Next stop was to get Nigel at his summer job. But first, they stopped to get gas at the Shell station at the corner of Franklin and St. Claude avenues. There, they noticed that a man was staring at them hard, but they didn’t know him, so they just got in the car and left.

Others nearby recognized the shooter as a frequent, though problematic customer who had been barred from entering some businesses. He must have thought he saw someone else when he saw Revell.

Because when the Jeep drove out of the gas station and turned toward the McDonald’s, the man apparently got into a car. But the kids in the Jeep didn’t see that.

So, when the stoplight turned red, Jacey stopped the Jeep. She told Revell what she had going on for the rest of the day and what he might need to do.

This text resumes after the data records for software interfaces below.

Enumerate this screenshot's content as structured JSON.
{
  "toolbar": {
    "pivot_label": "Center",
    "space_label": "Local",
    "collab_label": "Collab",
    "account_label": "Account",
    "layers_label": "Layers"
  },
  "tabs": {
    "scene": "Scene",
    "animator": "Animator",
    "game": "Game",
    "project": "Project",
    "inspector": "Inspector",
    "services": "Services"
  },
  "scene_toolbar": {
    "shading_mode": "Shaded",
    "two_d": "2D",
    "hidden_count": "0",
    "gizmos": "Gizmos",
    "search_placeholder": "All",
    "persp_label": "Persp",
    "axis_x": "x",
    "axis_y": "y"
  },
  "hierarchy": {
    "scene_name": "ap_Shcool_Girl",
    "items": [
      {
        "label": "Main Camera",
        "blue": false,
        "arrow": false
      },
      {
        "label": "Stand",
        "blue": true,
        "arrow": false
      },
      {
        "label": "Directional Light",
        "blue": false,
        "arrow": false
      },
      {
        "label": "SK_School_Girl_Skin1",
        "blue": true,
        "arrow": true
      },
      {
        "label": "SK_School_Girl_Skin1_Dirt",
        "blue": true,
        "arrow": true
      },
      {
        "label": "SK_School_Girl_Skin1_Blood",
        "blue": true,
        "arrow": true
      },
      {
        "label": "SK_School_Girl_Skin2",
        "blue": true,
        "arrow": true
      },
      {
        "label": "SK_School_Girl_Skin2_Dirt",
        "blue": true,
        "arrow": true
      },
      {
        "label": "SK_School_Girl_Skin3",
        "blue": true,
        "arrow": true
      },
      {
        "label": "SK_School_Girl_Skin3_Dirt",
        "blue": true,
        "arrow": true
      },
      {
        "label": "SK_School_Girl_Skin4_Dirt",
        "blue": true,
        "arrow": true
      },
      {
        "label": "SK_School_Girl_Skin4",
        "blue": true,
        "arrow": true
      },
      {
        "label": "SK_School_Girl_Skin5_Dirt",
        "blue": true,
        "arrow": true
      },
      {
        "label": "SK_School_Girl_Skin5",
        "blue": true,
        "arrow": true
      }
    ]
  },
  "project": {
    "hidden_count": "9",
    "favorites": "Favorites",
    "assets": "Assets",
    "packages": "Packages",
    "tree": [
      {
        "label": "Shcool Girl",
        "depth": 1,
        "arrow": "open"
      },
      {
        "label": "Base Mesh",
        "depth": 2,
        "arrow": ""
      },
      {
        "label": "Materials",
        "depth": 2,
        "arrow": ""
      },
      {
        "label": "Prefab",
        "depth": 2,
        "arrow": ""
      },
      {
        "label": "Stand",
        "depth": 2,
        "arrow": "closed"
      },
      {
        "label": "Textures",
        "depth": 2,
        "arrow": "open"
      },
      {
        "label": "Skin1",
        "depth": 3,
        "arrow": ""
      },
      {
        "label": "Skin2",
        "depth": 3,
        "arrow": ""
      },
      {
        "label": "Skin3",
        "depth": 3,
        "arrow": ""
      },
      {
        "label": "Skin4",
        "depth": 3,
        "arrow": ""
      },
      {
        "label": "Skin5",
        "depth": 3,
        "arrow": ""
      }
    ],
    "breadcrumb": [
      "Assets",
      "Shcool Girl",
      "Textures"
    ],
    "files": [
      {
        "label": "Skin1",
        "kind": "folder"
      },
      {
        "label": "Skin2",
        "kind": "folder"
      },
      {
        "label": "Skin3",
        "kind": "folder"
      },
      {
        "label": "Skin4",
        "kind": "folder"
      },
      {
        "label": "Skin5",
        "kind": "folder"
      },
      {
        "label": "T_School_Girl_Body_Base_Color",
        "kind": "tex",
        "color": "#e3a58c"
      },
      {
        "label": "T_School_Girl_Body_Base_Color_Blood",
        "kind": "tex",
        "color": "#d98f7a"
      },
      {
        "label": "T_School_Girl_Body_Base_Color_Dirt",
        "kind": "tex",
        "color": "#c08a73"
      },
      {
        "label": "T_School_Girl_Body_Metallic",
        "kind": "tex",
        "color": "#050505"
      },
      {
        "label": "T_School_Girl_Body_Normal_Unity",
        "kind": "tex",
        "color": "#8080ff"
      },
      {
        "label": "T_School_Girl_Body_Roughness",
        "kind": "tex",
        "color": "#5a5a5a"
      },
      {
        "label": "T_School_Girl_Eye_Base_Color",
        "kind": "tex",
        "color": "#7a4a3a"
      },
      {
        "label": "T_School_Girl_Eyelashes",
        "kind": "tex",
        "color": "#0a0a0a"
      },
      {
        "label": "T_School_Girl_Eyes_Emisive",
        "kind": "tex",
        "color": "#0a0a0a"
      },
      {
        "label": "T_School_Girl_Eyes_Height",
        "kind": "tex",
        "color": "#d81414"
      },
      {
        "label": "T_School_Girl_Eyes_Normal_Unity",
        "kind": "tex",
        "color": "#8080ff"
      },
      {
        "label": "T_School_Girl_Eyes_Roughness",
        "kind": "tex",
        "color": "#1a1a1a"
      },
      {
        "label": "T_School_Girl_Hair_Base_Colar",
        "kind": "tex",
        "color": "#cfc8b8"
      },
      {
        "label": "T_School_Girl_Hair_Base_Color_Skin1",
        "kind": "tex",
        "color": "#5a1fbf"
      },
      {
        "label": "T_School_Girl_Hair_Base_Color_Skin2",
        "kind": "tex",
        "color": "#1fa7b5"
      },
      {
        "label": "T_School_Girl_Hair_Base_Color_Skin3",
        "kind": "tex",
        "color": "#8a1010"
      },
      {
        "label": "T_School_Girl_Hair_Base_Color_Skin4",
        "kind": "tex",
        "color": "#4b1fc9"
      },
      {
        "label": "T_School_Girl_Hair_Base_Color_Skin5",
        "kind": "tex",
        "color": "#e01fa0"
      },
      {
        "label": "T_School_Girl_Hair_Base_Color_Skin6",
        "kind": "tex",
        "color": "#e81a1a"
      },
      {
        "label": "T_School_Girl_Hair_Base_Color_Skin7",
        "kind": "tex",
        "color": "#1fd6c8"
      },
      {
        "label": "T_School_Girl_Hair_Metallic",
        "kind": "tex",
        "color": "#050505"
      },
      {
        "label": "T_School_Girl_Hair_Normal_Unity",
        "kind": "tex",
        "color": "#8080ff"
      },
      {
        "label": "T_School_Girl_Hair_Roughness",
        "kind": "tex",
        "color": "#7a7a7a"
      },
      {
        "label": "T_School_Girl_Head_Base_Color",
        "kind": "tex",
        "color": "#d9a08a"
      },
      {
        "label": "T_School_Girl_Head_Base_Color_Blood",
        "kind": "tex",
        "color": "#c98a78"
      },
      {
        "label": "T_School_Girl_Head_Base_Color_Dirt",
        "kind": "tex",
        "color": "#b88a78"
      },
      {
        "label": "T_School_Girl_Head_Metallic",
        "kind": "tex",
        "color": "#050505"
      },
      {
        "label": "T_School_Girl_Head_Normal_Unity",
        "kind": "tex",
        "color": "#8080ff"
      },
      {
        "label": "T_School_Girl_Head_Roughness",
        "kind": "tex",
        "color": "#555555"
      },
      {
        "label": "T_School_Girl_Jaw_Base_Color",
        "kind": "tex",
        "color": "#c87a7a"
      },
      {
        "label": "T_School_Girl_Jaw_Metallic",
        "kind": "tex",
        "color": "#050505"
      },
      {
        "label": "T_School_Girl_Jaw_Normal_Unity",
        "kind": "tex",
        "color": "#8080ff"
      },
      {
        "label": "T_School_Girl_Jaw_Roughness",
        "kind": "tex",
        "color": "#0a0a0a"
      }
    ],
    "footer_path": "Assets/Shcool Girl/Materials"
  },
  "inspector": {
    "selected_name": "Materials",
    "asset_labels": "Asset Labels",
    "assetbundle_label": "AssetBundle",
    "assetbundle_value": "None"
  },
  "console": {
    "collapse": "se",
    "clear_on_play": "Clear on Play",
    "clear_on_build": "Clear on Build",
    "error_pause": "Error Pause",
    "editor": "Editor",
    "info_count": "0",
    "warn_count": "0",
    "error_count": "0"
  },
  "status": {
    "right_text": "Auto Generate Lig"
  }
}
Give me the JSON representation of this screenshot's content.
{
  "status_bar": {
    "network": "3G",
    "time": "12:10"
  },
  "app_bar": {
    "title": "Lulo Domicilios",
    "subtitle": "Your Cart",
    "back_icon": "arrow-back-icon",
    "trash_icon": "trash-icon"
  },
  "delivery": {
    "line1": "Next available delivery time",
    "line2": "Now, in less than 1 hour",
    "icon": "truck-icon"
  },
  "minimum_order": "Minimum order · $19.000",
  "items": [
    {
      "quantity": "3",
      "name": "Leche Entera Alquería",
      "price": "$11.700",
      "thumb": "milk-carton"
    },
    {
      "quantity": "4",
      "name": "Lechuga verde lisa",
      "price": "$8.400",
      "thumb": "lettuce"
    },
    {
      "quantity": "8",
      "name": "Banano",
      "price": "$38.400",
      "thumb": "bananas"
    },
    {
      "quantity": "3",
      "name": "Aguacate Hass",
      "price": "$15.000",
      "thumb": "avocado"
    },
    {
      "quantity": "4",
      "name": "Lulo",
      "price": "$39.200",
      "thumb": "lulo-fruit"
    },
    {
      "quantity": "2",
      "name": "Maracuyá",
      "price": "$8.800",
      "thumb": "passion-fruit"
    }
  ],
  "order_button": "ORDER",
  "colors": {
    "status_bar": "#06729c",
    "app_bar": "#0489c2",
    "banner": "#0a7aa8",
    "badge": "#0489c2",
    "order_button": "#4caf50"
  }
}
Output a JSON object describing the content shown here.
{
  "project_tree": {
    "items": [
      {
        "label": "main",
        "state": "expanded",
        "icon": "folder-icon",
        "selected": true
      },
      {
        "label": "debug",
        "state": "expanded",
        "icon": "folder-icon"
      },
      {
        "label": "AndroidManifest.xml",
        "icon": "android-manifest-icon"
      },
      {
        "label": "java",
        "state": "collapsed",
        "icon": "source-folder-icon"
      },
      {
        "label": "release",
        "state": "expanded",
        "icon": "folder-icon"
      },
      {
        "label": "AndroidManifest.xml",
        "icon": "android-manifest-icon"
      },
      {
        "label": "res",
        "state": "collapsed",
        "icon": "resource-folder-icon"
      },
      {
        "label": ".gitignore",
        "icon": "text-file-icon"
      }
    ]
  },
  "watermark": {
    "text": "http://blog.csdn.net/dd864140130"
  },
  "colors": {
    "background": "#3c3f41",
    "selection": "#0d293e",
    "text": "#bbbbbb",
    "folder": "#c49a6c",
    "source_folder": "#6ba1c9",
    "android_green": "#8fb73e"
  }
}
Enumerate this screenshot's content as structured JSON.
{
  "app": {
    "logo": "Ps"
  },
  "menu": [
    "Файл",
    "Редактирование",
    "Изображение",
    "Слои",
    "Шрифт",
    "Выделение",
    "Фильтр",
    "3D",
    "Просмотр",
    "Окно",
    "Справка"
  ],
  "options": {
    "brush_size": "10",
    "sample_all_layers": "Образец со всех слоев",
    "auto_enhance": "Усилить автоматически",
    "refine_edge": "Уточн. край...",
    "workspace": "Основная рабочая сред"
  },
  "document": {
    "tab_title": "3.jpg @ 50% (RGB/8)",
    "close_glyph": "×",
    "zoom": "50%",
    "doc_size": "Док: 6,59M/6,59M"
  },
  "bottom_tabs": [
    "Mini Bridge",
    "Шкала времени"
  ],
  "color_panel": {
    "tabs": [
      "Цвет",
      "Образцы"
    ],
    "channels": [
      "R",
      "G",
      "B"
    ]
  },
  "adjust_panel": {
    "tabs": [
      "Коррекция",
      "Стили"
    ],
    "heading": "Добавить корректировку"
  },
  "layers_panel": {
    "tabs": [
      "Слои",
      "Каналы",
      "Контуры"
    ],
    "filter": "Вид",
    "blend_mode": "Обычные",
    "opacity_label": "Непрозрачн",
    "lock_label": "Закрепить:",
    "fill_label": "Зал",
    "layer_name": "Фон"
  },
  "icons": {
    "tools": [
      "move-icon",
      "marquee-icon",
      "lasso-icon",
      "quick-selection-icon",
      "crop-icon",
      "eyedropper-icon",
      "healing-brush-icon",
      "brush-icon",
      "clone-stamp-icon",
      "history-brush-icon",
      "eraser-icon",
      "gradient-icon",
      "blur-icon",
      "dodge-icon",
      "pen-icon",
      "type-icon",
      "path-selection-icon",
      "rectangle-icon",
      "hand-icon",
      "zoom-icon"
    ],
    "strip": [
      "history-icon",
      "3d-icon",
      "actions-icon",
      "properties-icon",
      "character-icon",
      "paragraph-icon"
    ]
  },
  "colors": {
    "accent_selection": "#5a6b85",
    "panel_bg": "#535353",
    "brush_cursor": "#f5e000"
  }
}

“I got you, you’re straight,” he told her, with a smile. “Full teeth,” she recalled  later.

Then she heard a boom and saw him slump. The security cameras from the gas station – which also captured a very clear image of the suspect – show that the same man drove next to them in the bike line, shot once at Revell through the passenger window and sped off.

Revell did not survive. He was only 18. The city’s persistent gun violence has never seemed more senseless. 

He is survived by his parents, Revert Andrews Sr. and Deanna Powell Andrews, three older brothers: Dana Williams, Revon Andrews, Revert Jr. Andrews, and his little brother, Devello Andrews.